- If Jason Bay isn't ripping the cover off the ball within his first 100 PAs or so, it's time to assess his value with the organization and look into platooning him. It's worth noting that Bay hit .300/.418/.500 against lefties compared to .228/.297/.332 vs. righties and that's a pretty decent platoon player. He would still have value as a situational starter against lefties, but that doesn't give anyone reason to allow his option to vest.
- DJ Carrasco can start the season in the minors. Until he proves that he doesn't suck. If he continues to suck for another month or so in Buffalo, cut him loose.
- I placed such an emphasis on the bullpen because I didn't know what to expect from Johan. Even if he's healthy, I don't know how realistic it would be to expect 180 innings from him/an average of anything more than six innings per start. If Johan gets hurt, Dillon Gee will always be on reserve at any time in Buffalo

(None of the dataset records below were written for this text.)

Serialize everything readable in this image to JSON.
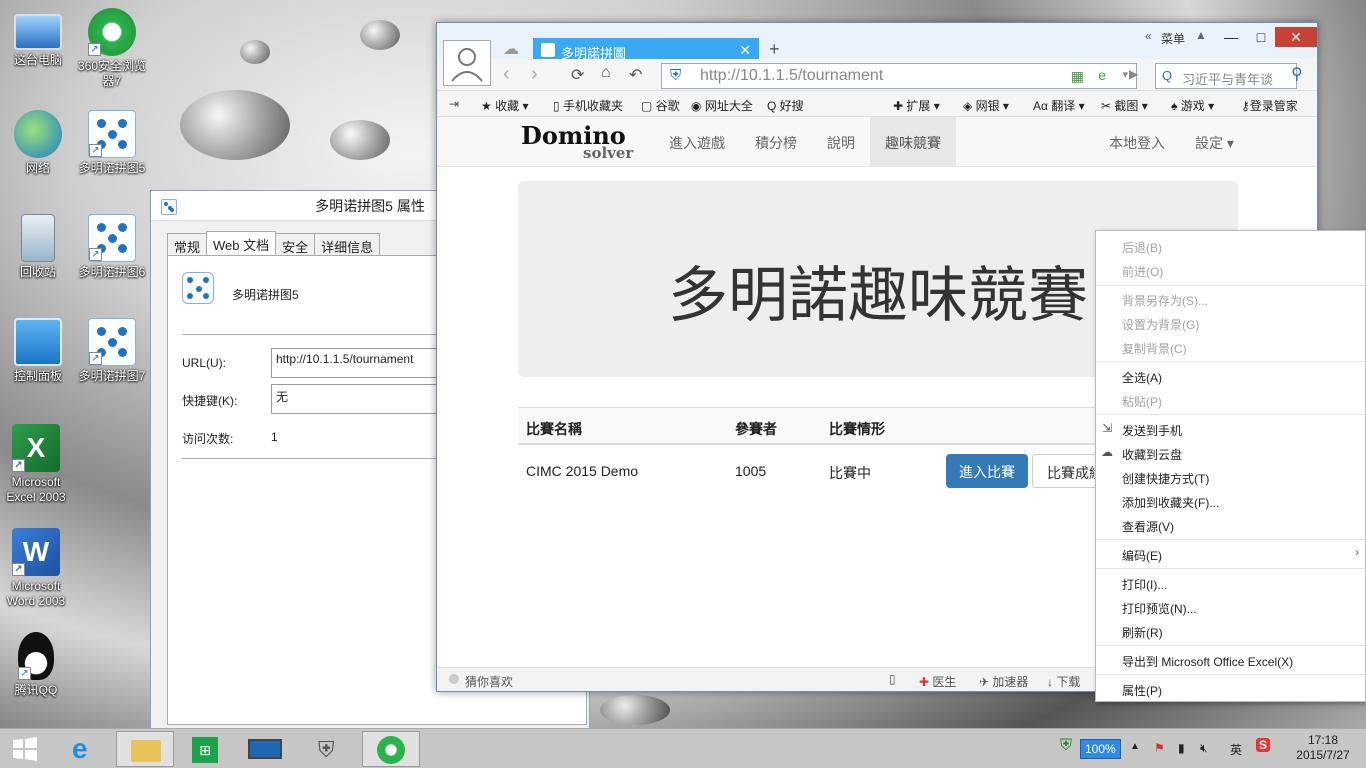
{
  "desktop_icons": [
    {
      "label": "这台电脑",
      "icon": "computer-icon"
    },
    {
      "label": "360安全浏览器7",
      "icon": "browser-360-icon"
    },
    {
      "label": "网络",
      "icon": "network-icon"
    },
    {
      "label": "多明诺拼图5",
      "icon": "domino-icon"
    },
    {
      "label": "回收站",
      "icon": "recycle-bin-icon"
    },
    {
      "label": "多明诺拼图6",
      "icon": "domino-icon"
    },
    {
      "label": "控制面板",
      "icon": "control-panel-icon"
    },
    {
      "label": "多明诺拼图7",
      "icon": "domino-icon"
    },
    {
      "label": "Microsoft Excel 2003",
      "icon": "excel-icon"
    },
    {
      "label": "Microsoft Word 2003",
      "icon": "word-icon"
    },
    {
      "label": "腾讯QQ",
      "icon": "qq-icon"
    }
  ],
  "props": {
    "title": "多明诺拼图5 属性",
    "tabs": [
      "常规",
      "Web 文档",
      "安全",
      "详细信息"
    ],
    "name": "多明诺拼图5",
    "url_label": "URL(U):",
    "url_value": "http://10.1.1.5/tournament",
    "hotkey_label": "快捷键(K):",
    "hotkey_value": "无",
    "visits_label": "访问次数:",
    "visits_value": "1"
  },
  "browser": {
    "tab_title": "多明諾拼圖",
    "menu_label": "菜单",
    "url": "http://10.1.1.5/tournament",
    "search_placeholder": "习近平与青年谈",
    "favorites": [
      "收藏",
      "手机收藏夹",
      "谷歌",
      "网址大全",
      "好搜",
      "扩展",
      "网银",
      "翻译",
      "截图",
      "游戏",
      "登录管家"
    ],
    "site": {
      "logo_main": "Domino",
      "logo_sub": "solver",
      "nav": [
        "進入遊戲",
        "積分榜",
        "說明",
        "趣味競賽"
      ],
      "nav_active": "趣味競賽",
      "login": "本地登入",
      "settings": "設定",
      "hero": "多明諾趣味競賽",
      "table_headers": [
        "比賽名稱",
        "參賽者",
        "比賽情形"
      ],
      "rows": [
        {
          "name": "CIMC 2015 Demo",
          "players": "1005",
          "status": "比賽中",
          "enter": "進入比賽",
          "result": "比賽成績"
        }
      ]
    },
    "statusbar": {
      "left": "猜你喜欢",
      "doctor": "医生",
      "accelerator": "加速器",
      "download": "下载"
    }
  },
  "context_menu": {
    "items": [
      {
        "label": "后退(B)",
        "disabled": true
      },
      {
        "label": "前进(O)",
        "disabled": true
      },
      {
        "label": "背景另存为(S)...",
        "disabled": true
      },
      {
        "label": "设置为背景(G)",
        "disabled": true
      },
      {
        "label": "复制背景(C)",
        "disabled": true
      },
      {
        "label": "全选(A)",
        "disabled": false
      },
      {
        "label": "粘贴(P)",
        "disabled": true
      },
      {
        "label": "发送到手机",
        "disabled": false
      },
      {
        "label": "收藏到云盘",
        "disabled": false
      },
      {
        "label": "创建快捷方式(T)",
        "disabled": false
      },
      {
        "label": "添加到收藏夹(F)...",
        "disabled": false
      },
      {
        "label": "查看源(V)",
        "disabled": false
      },
      {
        "label": "编码(E)",
        "disabled": false
      },
      {
        "label": "打印(I)...",
        "disabled": false
      },
      {
        "label": "打印预览(N)...",
        "disabled": false
      },
      {
        "label": "刷新(R)",
        "disabled": false
      },
      {
        "label": "导出到 Microsoft Office Excel(X)",
        "disabled": false
      },
      {
        "label": "属性(P)",
        "disabled": false
      }
    ]
  },
  "taskbar": {
    "battery": "100%",
    "ime": "英",
    "time": "17:18",
    "date": "2015/7/27"
  },
  "colors": {
    "browser_tab": "#39a9f3",
    "primary_button": "#337ab7",
    "taskbar": "#c6c6c6"
  }
}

Johan Santana: $24 million
R.A. Dickey: $4.75 million
Jonathon Niese: $0.4 million
Chris Capuano: $5.5 million
Livan Hernandez $1.5 million
Brad Lidge: $4 million
Darren Oliver: $3.25 million
Kerry Wood: $2 million
Manny Acosta: $1 million
Taylor Buchholz: $1 million
Tim Byrdak: $1 million
Bobby Parnell: $0.4 million
(D.J. Carrasco: $1.2 million)
SS Jose Reyes: $14.5 million
CF Angel Pagan: $5 million
1B Ike Davis: $0.4 million
3B David Wright: $15.25 million
LF Lucas Duda: $0.4 million
RF Jason Bay: $18.13 million
2B Ruben Tejada: $0.4 million
C Josh Thole: $0.4 million
C Ramon Castro: $1 million
OF Scott Hairston: $1.1 milion
OF Endy Chavez: $1 million
1B/OF Nick Evans: $0.4 million
IF Daniel Murphy: $0.4 million
With a payroll obligation of around $108 million in 2012, I went below the absolute limit to give some space for in season additions should the team be in contention, but I put together a team that with some luck, has the opportunity to be competitive next year and a possible contender in 2013 and beyond. We just need to count on one of the pitching prospects becoming a star and the others becoming decent or good.
I liked the 2011 Mets, and they were good when healthy, so I wouldn't change a whole lot other than Ray Ramirez.
Now in honor of Carlos Beltran, who I desperately wanted to find room to re-sign, but couldn't, here's El Esta Aqui in his honor.
Let's go Mets, and Cole Hamels drinks wine coolers.